Extracted records:
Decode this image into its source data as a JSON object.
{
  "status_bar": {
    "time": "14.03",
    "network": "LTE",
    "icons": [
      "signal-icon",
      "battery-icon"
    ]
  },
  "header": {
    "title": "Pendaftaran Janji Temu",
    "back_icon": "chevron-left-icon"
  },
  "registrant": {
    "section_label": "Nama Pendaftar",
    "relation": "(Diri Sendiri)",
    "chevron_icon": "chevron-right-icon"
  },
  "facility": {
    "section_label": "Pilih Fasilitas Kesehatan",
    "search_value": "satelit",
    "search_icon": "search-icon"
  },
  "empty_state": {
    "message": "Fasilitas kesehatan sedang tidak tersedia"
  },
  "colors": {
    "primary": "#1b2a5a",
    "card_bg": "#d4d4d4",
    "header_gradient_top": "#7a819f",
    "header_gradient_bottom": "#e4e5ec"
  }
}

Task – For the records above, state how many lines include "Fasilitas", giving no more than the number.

Output of the task – 2